▶ YOUR TASK: Please repeat the records, word for word and without gaps.

RECORDS FOR THIS EXERCISE START

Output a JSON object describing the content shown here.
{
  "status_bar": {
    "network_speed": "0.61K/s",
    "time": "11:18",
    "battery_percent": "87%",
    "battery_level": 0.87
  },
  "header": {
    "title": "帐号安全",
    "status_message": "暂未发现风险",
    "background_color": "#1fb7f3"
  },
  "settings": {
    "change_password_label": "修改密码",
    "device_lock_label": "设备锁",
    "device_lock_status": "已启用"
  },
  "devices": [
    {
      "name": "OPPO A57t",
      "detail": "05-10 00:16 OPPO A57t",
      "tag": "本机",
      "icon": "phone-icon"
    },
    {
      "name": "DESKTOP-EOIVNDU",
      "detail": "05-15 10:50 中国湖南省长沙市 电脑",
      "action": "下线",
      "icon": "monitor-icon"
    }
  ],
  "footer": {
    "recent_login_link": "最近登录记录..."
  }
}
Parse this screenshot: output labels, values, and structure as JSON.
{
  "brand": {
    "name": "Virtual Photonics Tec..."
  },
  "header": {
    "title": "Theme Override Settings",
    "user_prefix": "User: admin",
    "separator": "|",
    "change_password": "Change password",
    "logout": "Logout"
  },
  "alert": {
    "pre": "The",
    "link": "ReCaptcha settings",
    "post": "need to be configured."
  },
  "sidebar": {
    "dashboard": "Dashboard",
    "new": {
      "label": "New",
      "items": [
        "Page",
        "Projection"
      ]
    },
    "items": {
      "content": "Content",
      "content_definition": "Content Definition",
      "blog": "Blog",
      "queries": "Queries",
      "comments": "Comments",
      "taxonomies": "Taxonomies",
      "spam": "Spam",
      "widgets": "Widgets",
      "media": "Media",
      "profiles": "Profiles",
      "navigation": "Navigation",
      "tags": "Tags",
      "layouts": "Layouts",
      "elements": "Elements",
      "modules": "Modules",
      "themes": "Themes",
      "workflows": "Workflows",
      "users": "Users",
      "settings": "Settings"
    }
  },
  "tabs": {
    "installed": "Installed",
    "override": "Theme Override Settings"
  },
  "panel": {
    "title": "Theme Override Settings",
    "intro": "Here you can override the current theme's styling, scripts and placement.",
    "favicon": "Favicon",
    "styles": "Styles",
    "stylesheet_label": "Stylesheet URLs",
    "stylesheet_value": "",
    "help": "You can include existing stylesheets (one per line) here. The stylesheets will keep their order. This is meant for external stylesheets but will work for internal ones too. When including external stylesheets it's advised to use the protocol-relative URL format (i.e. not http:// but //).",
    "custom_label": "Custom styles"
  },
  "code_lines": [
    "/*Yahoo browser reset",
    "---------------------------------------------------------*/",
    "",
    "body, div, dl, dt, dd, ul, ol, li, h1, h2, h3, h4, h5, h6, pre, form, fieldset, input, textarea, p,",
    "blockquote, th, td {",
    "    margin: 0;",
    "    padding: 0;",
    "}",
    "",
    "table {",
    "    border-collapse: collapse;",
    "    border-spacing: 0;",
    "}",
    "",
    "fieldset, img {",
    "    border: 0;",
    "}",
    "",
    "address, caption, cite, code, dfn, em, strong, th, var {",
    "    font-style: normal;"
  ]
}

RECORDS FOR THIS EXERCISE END

▶ SOLUTION:
Output a JSON object describing the content shown here.
{
  "status_bar": {
    "network_speed": "0.61K/s",
    "time": "11:18",
    "battery_percent": "87%",
    "battery_level": 0.87
  },
  "header": {
    "title": "帐号安全",
    "status_message": "暂未发现风险",
    "background_color": "#1fb7f3"
  },
  "settings": {
    "change_password_label": "修改密码",
    "device_lock_label": "设备锁",
    "device_lock_status": "已启用"
  },
  "devices": [
    {
      "name": "OPPO A57t",
      "detail": "05-10 00:16 OPPO A57t",
      "tag": "本机",
      "icon": "phone-icon"
    },
    {
      "name": "DESKTOP-EOIVNDU",
      "detail": "05-15 10:50 中国湖南省长沙市 电脑",
      "action": "下线",
      "icon": "monitor-icon"
    }
  ],
  "footer": {
    "recent_login_link": "最近登录记录..."
  }
}
Parse this screenshot: output labels, values, and structure as JSON.
{
  "brand": {
    "name": "Virtual Photonics Tec..."
  },
  "header": {
    "title": "Theme Override Settings",
    "user_prefix": "User: admin",
    "separator": "|",
    "change_password": "Change password",
    "logout": "Logout"
  },
  "alert": {
    "pre": "The",
    "link": "ReCaptcha settings",
    "post": "need to be configured."
  },
  "sidebar": {
    "dashboard": "Dashboard",
    "new": {
      "label": "New",
      "items": [
        "Page",
        "Projection"
      ]
    },
    "items": {
      "content": "Content",
      "content_definition": "Content Definition",
      "blog": "Blog",
      "queries": "Queries",
      "comments": "Comments",
      "taxonomies": "Taxonomies",
      "spam": "Spam",
      "widgets": "Widgets",
      "media": "Media",
      "profiles": "Profiles",
      "navigation": "Navigation",
      "tags": "Tags",
      "layouts": "Layouts",
      "elements": "Elements",
      "modules": "Modules",
      "themes": "Themes",
      "workflows": "Workflows",
      "users": "Users",
      "settings": "Settings"
    }
  },
  "tabs": {
    "installed": "Installed",
    "override": "Theme Override Settings"
  },
  "panel": {
    "title": "Theme Override Settings",
    "intro": "Here you can override the current theme's styling, scripts and placement.",
    "favicon": "Favicon",
    "styles": "Styles",
    "stylesheet_label": "Stylesheet URLs",
    "stylesheet_value": "",
    "help": "You can include existing stylesheets (one per line) here. The stylesheets will keep their order. This is meant for external stylesheets but will work for internal ones too. When including external stylesheets it's advised to use the protocol-relative URL format (i.e. not http:// but //).",
    "custom_label": "Custom styles"
  },
  "code_lines": [
    "/*Yahoo browser reset",
    "---------------------------------------------------------*/",
    "",
    "body, div, dl, dt, dd, ul, ol, li, h1, h2, h3, h4, h5, h6, pre, form, fieldset, input, textarea, p,",
    "blockquote, th, td {",
    "    margin: 0;",
    "    padding: 0;",
    "}",
    "",
    "table {",
    "    border-collapse: collapse;",
    "    border-spacing: 0;",
    "}",
    "",
    "fieldset, img {",
    "    border: 0;",
    "}",
    "",
    "address, caption, cite, code, dfn, em, strong, th, var {",
    "    font-style: normal;"
  ]
}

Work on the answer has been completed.